Treatment depends on what kind of conjunctivitis your little buddy has. An allergic reaction can be cured by simply using eye drops. Bacterial infections are treated with antibiotics. Your vet may also prescribe other types of medication to help your doc get over the infection.
Glaucoma is as serious of a condition for dogs as it is for humans, and if left untreated, it can cause us to go blind.
Glaucoma is a buildup of fluid in the eye, which results in it looking cloudy. This fluid puts pressure on the eye and will cause improper drainage of the fluids in the eye. Your dog can end up rubbing his eyes a lot because this condition is painful, resulting in hair loss in that area.
If you think your dog has glaucoma, take him to the vet as soon as possible. Your vet will give your dog medications that will help lower the pressure in the eye. In severe cases, surgery may be necessary, and in the worst case, the eye might need to be removed completely.
Thankfully, ringworm does not actually involve a worm! However, it is a highly contagious infection that usually starts with circular hair loss around the eyes. If your dog has ringworm, you might also notice redness, itching, and lesions.
Ringworm can easily spread to other animals through direct contact, even humans! So be careful and quarantine your dog immediately to prevent the spread. If the ringworm is mild, usually it can be cured with a simple skin treatment. But in more severe cases, your vet might give your pup some antifungal medication.
Beware that just because you don’t see any more symptoms, doesn’t mean that the ringworm is completely gone. Bring your dog to the vet one more time so that they can confirm that you’re in the clear.
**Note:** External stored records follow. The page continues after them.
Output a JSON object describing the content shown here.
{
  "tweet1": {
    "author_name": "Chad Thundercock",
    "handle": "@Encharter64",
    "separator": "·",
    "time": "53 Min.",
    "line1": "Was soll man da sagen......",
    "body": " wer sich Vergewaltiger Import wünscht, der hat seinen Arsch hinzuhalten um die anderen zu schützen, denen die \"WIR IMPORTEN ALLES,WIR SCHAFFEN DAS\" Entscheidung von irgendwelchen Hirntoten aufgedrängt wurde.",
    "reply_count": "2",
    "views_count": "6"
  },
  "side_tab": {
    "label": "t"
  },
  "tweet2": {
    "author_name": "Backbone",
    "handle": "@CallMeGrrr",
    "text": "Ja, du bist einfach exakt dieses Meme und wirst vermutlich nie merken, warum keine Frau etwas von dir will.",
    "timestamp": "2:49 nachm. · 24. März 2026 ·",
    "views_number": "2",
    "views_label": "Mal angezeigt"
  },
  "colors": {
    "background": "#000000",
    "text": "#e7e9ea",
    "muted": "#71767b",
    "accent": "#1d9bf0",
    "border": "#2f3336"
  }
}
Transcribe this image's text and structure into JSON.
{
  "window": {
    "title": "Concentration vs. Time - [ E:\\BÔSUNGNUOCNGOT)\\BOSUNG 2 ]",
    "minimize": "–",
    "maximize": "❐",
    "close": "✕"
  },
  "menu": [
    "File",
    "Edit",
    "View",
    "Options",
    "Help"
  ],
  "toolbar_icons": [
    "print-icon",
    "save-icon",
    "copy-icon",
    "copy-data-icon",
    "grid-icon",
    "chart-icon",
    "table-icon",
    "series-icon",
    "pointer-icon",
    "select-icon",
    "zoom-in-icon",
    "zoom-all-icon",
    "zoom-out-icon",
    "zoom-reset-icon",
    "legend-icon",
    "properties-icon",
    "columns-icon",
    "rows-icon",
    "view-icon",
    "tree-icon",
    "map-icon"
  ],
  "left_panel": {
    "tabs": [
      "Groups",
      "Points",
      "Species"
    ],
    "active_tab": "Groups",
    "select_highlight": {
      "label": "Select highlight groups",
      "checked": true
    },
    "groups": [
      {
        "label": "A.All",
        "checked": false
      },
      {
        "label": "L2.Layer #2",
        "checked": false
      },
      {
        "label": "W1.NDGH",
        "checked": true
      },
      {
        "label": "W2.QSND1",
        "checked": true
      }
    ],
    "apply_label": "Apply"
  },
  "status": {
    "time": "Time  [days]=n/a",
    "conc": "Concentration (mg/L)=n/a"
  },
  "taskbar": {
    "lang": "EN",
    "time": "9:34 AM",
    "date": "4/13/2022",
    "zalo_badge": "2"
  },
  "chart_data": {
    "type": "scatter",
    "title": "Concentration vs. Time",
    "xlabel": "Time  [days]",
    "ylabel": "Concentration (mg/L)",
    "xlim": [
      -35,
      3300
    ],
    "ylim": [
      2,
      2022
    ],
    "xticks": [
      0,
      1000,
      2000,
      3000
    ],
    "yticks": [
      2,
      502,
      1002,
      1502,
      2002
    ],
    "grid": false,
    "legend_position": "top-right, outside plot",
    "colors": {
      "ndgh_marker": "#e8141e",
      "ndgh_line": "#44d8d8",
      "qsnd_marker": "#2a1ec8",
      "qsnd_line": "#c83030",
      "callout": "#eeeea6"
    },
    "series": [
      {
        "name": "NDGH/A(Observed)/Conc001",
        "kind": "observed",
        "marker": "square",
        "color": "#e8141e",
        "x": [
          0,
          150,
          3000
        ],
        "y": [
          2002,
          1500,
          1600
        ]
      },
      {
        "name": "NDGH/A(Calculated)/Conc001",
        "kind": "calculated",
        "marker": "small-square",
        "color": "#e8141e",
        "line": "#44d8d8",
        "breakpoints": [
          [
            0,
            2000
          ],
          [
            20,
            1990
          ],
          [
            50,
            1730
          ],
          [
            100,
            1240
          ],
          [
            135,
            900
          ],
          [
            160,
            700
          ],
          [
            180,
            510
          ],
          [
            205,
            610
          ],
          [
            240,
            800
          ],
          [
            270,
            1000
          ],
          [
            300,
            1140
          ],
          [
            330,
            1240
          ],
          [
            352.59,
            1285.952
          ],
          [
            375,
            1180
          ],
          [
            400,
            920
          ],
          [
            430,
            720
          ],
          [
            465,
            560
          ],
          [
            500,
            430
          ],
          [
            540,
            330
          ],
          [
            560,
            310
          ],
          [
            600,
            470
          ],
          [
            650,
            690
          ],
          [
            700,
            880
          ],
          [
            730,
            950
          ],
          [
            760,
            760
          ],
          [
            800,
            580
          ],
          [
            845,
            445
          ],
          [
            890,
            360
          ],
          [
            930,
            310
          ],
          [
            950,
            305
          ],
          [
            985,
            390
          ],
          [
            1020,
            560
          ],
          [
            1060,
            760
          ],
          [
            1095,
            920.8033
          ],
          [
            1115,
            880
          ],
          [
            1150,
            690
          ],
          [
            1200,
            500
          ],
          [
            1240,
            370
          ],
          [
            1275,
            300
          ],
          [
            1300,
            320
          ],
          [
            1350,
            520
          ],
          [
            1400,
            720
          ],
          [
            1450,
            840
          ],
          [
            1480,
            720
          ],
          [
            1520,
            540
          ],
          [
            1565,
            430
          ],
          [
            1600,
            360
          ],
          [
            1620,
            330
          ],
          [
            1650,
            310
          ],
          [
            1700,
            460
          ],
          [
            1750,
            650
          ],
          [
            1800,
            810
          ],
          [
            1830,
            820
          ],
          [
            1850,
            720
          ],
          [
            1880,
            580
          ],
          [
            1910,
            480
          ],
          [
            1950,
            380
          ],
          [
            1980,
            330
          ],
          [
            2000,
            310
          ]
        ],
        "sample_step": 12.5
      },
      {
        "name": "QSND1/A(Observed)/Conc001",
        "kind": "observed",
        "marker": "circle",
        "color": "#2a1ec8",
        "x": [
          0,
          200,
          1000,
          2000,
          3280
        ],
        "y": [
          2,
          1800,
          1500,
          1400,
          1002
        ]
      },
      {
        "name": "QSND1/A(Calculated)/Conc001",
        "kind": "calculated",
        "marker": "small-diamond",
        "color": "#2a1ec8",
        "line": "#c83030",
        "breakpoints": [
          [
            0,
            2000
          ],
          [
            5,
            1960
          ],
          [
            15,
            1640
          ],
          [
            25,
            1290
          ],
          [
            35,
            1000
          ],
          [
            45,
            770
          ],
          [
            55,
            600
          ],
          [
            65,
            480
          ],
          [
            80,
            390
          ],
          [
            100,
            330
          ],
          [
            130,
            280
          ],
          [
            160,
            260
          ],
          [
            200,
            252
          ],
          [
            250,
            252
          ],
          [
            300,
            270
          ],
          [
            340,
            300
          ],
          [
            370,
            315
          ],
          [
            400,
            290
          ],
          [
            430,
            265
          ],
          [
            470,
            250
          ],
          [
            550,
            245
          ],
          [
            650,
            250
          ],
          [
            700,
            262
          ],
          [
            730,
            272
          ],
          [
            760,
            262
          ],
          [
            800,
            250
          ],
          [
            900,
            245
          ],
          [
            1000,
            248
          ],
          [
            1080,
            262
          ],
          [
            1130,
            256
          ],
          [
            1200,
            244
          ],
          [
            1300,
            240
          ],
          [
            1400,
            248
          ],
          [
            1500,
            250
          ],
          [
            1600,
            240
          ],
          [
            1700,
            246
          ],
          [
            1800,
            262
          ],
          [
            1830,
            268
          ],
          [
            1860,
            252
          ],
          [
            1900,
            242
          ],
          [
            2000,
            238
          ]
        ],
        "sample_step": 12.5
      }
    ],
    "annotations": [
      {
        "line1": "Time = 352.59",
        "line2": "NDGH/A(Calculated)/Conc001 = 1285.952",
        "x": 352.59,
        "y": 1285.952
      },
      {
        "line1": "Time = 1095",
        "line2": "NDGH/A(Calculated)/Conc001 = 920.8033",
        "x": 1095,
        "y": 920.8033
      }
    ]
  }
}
Ah, our worst enemy. Dogs don’t just hate fleas because they’re annoying, but they can also be very harmful to us.
Fleas are tiny black or brown parasites that can trigger an allergic reaction through their bites and saliva. You’ll more often find them on our ears and tail, but these tiny parasites don’t discriminate, and you can find them all over us. Although they don’t usually hang out on our face, the infection that they can cause might travel around our face.
Flea problems can usually be fixed at home, using pills, chewables, treatments, and shampoos. However, if your dog has a severe flea infestation, your veterinarian may prescribe something stronger. Make sure that you clean everything that your dog has been lying on to make sure that all of the fleas are gone!
There are a number of infections, fungal, and bacterial problems that can be caused by parasites such as fleas, ticks, and mites. These infections can cause skin irritation and lead to your dog rubbing his eyes.
If you think your dog has an infection, take him to the vet so that they can diagnose him and recommend the proper treatment.
Taking Care of Your Dog’s Eyes
I hope you have a better idea of what it means when your dog loses hair around his eyes, and how you should go about treating it. If you recognize the problem early, you’ll save your best friend a lot of discomfort and keep him healthy!